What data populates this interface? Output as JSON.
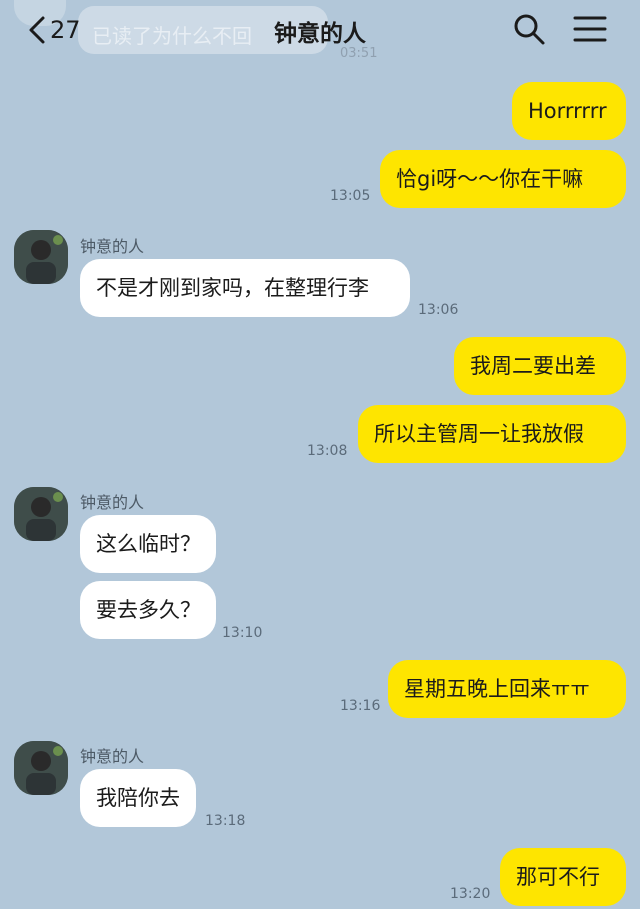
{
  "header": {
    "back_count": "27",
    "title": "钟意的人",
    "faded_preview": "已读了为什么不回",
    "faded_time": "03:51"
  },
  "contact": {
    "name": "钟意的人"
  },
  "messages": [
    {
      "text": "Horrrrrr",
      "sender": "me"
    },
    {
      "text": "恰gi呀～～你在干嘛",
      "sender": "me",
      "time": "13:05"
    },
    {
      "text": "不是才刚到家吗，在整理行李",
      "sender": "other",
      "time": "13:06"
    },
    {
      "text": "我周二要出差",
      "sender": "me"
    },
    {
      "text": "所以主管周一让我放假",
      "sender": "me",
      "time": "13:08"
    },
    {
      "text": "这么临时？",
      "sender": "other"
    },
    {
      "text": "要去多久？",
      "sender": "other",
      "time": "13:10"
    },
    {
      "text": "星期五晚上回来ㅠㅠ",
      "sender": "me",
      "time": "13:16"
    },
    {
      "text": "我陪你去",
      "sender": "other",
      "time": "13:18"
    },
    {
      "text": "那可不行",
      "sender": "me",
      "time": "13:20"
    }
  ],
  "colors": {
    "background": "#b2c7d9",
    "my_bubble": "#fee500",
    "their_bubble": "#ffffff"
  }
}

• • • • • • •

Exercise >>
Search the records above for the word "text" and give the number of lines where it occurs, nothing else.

Response to this task >>
10